Poker is a game of strategy and chance that can be a fun and lucrative hobby. However, many people don’t realize that becoming a successful poker player requires more than just a love of the game and a good bankroll. The key to success in poker is discipline, patience, and a commitment to learning. It also involves a good poker bankroll management strategy and playing in the best games possible for your bankroll.
To start, you should play a few games at low stakes to get a feel for the game. Then, work your way up to higher stakes as you gain experience and confidence. This will allow you to develop your game and learn more about the players at your table. In addition, it will help you avoid wasting money by bluffing too often with weak hands.
When you’re ready to move up in stakes, make sure you’re doing so in a game that’s profitable for your bankroll. This is especially true when you’re playing with high stakes or against other professional players. You want to avoid dumping your bankroll into unprofitable games because this will hurt your long-term winning potential.
It’s also important to have a solid understanding of poker odds. This will help you determine how much to bet, when to raise and when to fold. You should also learn the different types of poker hands, including full houses, flushes and straights. A full house is a hand that contains 3 matching cards of one rank, plus 2 matching cards of another rank. A flush is 5 consecutive cards of the same suit, and a straight is five cards of consecutive ranks in more than one suit.
To become a successful poker player, you need to be able to read the other players at your table. This is a vital skill in poker and something that takes time to perfect. A lot of poker reads don’t come from subtle physical tells (such as scratching your nose or playing nervously with your chips). Instead, a majority of poker reads stem from patterns that you can pick up on by paying attention to your opponents’ betting habits.
Once the flop comes, you should try to force the other players out of the pot with your strong hands. If you don’t have a strong enough hand, you should check and fold. However, if you do have a strong hand, bet at it. This will cause other players to fold, and it will increase the value of your pot.
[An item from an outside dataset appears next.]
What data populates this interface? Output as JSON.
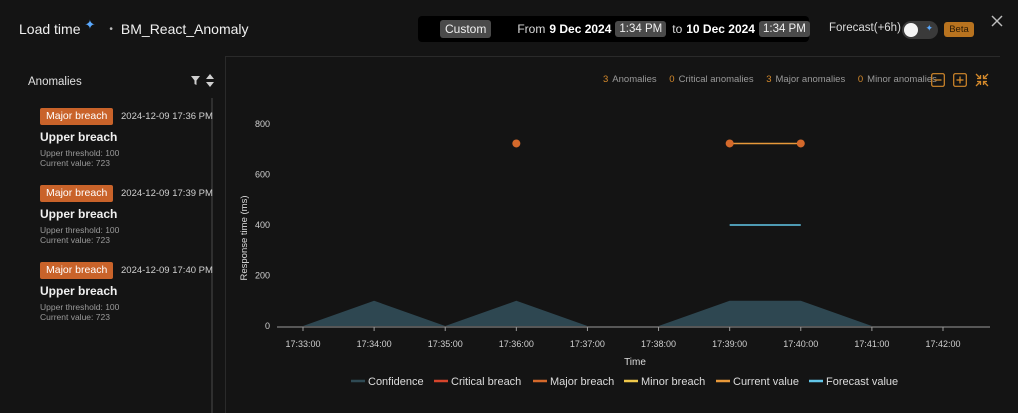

After the final betting round is complete, the dealer puts a fifth card on the board and everyone gets a chance to bet again. The player with the highest-ranked hand wins the pot. If no player has a winning hand, the pot is split amongst the remaining players. Alternatively, the dealer may win the pot if nobody has a winning hand or if all players bust.